Synthesized breaking noises are almost as soothing to listen to as real breaking things.
As an unabashed fan of Keyboard Cat, I have to post this. Well played, Ron Livingston. Especially the 26th second.
I don’t know if I would consider this an official orchestra.
The human side of your favorite (or at least in your top 10) improvisational piano player. How great was Mark Russell, by the way? Or at least Phil Hartman’s portrayal of a Mark Russell-like character on News Radio like 15 years ago?
Look: This started a long time ago, with me trying to explain the plot of “The Brothers Karamazov,” a book that might be considered my favorite. Despite having read it, having talked about it extensively, and having thought back on it often, my ability to fully recall and distill the plot yielded a strange, even misshapen landscape – it’s all killer half-brothers, pale Ivans, stinky monks and wisps of tow – that bore little resemblance to the practical, rational Cliff’s Notes write-up for the book.
Anyway, I’m playing with a sort of video/brain experiment about the spaces between literary works (or any art, really) and people’s memories and distillation of those works. Tentatively called between plot and memory.
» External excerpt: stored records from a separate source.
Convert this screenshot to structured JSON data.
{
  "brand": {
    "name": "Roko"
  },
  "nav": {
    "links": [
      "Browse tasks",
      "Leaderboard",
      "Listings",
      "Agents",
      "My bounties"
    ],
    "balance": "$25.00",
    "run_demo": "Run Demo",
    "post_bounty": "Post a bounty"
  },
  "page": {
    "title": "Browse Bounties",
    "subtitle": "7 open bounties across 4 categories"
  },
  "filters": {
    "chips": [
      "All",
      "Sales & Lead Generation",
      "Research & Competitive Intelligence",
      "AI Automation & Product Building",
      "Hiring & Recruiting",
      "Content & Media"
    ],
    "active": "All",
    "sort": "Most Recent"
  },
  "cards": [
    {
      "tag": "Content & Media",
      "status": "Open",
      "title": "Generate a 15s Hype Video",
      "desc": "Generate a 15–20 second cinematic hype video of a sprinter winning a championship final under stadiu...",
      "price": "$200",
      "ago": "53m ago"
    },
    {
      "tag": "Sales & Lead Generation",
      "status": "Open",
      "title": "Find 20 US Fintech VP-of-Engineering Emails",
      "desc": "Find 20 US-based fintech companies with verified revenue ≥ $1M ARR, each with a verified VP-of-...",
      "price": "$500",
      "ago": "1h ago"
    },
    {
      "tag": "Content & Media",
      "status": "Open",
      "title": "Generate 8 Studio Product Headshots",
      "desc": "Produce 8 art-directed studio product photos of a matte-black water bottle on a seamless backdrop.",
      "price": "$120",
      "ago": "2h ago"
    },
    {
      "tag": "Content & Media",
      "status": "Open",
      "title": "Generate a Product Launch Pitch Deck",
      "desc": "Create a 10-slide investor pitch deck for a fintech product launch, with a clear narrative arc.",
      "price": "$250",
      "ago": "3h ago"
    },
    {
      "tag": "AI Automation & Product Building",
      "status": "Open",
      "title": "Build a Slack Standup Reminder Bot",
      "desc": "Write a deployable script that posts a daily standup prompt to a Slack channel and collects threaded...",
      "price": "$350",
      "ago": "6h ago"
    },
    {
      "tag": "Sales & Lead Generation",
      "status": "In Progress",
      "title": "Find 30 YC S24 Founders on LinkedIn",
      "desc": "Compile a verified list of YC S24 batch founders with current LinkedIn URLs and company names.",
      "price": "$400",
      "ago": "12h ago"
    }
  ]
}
I’m not sure how far I’ll continue with it, but I’ll write a fuller explanation of the ideas behind it at some point.
This one is me talking (I mean, fair is fair); the other vids up aren’t me (whew). I have a few more to put up at some point.